Having welcomed in a new born baby boy into my home for just over a week now “life” is in a little bit clearer focus for me. I once again afresh and anew sincerely understand the precious commodity it is. Garner James depends on Cassie and I for everything he needs to survive. He doesn’t understand what is happening yet in the world. But one day he will and he will be shaped by the opinions and understandings of his parents. How do I explain a week like this to him? Life matters.

 

Life is a precious gift from God and it is to be valued. Life as an inclusive ideology includes black lives, white lives, blue lives, unborn lives, Hispanic lives, Islamic lives and anyone else whom God has granted air to breathe. Life must be protected it must be stood up for, and it must not be taken unjustly. Whether that be by a cop or an inconvenienced female.

 

In a year of political chess, evangelical bickering about issues and candidates maybe, just maybe God knew it would take a week like this to wake us up. Until in our own nation  the central point of agreement can be that life matters death is going to continue to win. Jesus gave up his life because he believed that life matters. The question we must answer is do we believe that too? If we do then action must take place.

 

Revive Church as your pastor I urge us to pray earnestly for revival and the return of King Jesus.

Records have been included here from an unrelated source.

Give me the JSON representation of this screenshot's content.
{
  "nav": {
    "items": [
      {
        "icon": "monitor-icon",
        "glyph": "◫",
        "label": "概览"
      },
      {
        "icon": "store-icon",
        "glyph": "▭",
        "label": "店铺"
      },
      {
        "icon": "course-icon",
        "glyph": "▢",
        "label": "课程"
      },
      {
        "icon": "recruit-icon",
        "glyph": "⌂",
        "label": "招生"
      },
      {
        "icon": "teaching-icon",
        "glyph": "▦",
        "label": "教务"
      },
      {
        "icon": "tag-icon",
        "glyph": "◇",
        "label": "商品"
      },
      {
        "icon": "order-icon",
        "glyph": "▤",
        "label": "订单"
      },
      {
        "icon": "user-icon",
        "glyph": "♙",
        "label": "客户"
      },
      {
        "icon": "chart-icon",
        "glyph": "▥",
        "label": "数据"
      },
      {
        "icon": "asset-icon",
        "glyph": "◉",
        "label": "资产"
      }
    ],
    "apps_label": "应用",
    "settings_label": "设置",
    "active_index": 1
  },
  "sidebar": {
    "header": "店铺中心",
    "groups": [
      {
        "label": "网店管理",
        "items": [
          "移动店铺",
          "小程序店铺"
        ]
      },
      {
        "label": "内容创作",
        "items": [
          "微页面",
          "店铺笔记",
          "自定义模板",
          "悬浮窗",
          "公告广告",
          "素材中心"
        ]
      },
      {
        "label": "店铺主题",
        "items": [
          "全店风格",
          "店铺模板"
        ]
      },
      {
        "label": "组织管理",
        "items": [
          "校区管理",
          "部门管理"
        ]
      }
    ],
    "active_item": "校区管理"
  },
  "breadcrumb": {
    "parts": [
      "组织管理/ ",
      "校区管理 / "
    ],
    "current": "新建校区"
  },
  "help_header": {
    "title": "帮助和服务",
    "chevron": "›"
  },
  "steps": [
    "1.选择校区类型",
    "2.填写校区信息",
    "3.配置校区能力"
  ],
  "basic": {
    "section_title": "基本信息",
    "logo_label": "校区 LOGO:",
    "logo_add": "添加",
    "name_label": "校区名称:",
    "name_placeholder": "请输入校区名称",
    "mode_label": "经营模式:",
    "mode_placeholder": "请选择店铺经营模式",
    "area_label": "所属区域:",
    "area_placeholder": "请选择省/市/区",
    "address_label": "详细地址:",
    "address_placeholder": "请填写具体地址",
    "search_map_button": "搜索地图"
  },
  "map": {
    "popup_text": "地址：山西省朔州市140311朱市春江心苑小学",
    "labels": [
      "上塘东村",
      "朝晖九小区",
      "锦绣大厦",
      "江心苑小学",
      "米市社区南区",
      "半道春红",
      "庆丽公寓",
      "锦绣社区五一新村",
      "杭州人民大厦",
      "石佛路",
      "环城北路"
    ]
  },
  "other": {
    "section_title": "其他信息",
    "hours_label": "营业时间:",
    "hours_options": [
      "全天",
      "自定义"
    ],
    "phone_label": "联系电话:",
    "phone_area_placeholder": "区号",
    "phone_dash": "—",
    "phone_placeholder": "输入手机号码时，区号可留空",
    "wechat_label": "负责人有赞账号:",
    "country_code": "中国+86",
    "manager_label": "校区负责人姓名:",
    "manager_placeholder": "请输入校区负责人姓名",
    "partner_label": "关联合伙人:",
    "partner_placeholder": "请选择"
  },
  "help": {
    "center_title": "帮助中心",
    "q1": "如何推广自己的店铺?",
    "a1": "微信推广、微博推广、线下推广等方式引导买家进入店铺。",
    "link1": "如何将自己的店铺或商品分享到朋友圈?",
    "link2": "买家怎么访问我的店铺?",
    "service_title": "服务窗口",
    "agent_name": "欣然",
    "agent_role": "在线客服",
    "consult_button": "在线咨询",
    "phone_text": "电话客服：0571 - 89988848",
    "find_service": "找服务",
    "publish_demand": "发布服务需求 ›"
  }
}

Disposable Church

Disposable Church

by Phil Baker

The advent of the affordable automobile in the 1940’s led to the ability for families to live in suburbs and commute into the city for work and school. This also created a challenge for churches. Now people didn’t have to attend the church nearest them. They could drive as far as they wanted to attend any church they wanted. And this continues today.

I myself pass probably half-a-dozen churches of my preferred denomination on the way to my “church home”. Why? Because I have friends there. I’m connected there. Circumstance, life and God has lead me there. But most of all because I’ve made a commitment to that church.

It appears most people don’t see church as a commitment these days. We see it as an option, an opportunity or even an obligation. But not as a commitment. At least not the same way we view marriage as a commitment. And the Bible very often draws a comparison between the church and marriage, it being the “bride of Christ”. Attack the “sanctity of marriage” and you’ll have a riot on your hands. But talk bad about the “sanctity of church membership” and…meh.

This is evident in lackadaisical attendance and church hopping. People get discontent with their church so they just go to another. They start to dislike the pastor. They see or hear of a scandal in a deacons meeting. And so they go to a new church thinking it will be different. We treat our church membership like a box of tissues – use this one until it gets dirty, throw it away and pull out another one. If some people who joined a church by letter had to have an actual “letter”, it would probably look like a faded, wrinkled dollar bill no vending machine would take.

Why is this? Why does the “paradox of choice” affect so many churches? It is because we don’t love the local church. Think of church like your marriage. You love your spouse. But you don’t always like your spouse. There are days when he/she gets on your nerves or when one of you is sick. You may not like having to take care of them or doing the extra work, but you do it because you’ve made a commitment and because you love that person. Did your mother love you? Of course she did! But do you think she liked getting up at 4AM to feed you? Do you think she liked changing your diapers? No. But she did it because she loved you.

We have to love our local church. We have to commit to her like we commit to our spouse and our children. There will be times when we don’t like it. But marriage is hard. Parenthood is hard. Churchgoing is hard. So don’t treat your commitment to your church like a disposable paper towel. Treat it like you would your bride.